External sleep disturbances can disrupt sleep patterns and contribute to waking up in the middle of the night. These disturbances can significantly impact our ability to get a good night’s sleep.
Here are five factors related to external sleep disturbances that can affect our sleep:
- Noise: Noises like sirens or loud music from neighbors can wake us up and disrupt our sleep. Using white noise machines or earplugs can help block out noise while sleeping and promote better sleep.
- Light: Street lights shining into our bedroom can also disrupt our sleep. Creating a dark sleep environment by using blackout curtains to make your room darker or eye masks can help improve the quality of our sleep.
- Stress and Anxiety: Stress, worry, and anxiety can make it difficult to fall asleep and stay asleep. Relaxation techniques, such as deep breathing can help calm the mind and promote relaxation before bedtime.
- Blood Sugar Levels: Not eating for long periods can lead to low blood sugar, which can cause us to wake up in the middle of the night. rob sleep time for many people. Eating a balanced dinner several hours before bedtime and avoiding going to bed on an empty stomach can help stabilize blood sugar levels and promote better sleep.
- Sleep Environment: Creating a conducive sleep environment by maintaining a comfortable temperature, using a supportive mattress, and keeping the bedroom clean and clutter-free can contribute to better sleep.
Frequently Asked Questions
Why do I wake up at 3 or 4 A.M. every night?
The causes of people’s nighttime awakenings may interfere with their circadian rhythm or sleep cycle, among other natural bodily cycles. Your ability to fall asleep at night may be impacted by insomnia, stress, aging, hormones, drugs, and pain, among other things.
Why do I wake up at the same time every night?
If you go to bed at the same time each night and wake up at the same time each morning after entering a light sleep stage, that is one likely reason why you wake up at the same time every day. Additionally, if we wake up at a time closer to when we typically get up for the day, we are more likely to repeat it. Moreover, anxieties and worries often peak during the disrupting sleep.
Is my liver waking me up at 3 A.M.?
It’s possible! Your body’s internal clock is incredibly complicated and requires the proper nutrition. The primary organ in the body responsible for detoxification is the liver, which naturally cleanses itself This typically occurs between the hours of 12 and 3 A.M.
How can I get back to sleep at 3 A.M.?
First of all, limit movement and light. Try to avoid getting up and watching television or making food. The best thing you can do is avoid bright lights and distractions, try to close your shades, or get rid of any noise that may have contributed to you waking up. And do not check your cell phone.

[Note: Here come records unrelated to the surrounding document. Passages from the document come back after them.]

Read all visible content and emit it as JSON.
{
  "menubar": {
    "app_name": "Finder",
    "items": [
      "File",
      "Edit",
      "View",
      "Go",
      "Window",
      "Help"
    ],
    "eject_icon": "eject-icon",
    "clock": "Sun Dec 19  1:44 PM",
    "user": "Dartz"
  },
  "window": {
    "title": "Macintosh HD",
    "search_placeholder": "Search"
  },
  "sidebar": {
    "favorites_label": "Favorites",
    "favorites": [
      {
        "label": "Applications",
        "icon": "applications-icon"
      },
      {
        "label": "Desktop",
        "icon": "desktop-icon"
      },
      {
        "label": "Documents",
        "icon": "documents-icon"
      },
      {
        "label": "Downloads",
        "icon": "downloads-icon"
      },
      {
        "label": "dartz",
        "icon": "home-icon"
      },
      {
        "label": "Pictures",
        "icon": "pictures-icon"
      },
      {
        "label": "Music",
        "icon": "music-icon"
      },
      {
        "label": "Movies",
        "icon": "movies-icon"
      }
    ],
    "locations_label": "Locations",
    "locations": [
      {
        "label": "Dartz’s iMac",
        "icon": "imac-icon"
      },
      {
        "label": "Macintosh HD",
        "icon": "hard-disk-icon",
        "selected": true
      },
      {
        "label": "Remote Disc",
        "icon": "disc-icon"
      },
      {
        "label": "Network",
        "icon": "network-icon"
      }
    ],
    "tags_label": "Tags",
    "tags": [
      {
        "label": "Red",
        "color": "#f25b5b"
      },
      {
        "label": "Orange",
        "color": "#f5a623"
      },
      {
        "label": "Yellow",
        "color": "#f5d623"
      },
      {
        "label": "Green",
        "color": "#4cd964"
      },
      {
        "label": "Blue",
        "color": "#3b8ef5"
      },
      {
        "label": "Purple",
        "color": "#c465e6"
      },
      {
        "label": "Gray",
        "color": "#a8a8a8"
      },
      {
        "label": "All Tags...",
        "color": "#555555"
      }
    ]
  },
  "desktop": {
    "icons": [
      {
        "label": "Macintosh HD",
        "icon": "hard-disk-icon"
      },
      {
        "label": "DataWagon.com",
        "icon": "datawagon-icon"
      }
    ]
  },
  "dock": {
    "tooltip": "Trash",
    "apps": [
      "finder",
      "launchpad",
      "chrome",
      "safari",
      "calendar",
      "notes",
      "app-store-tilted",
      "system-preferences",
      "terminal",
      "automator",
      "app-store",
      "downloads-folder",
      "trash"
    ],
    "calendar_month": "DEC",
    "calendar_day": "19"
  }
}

Waking up at 3 A.M. can be attributed to various factors such as sleep cycles, stress, aging, medications, and other health conditions. Understanding these potential causes of wake-ups can help individuals gain insight into their sleep patterns and explore strategies to improve their overall sleep quality. By addressing these factors and implementing good sleep hygiene practices, individuals can reduce nighttime awakenings and achieve better sleep.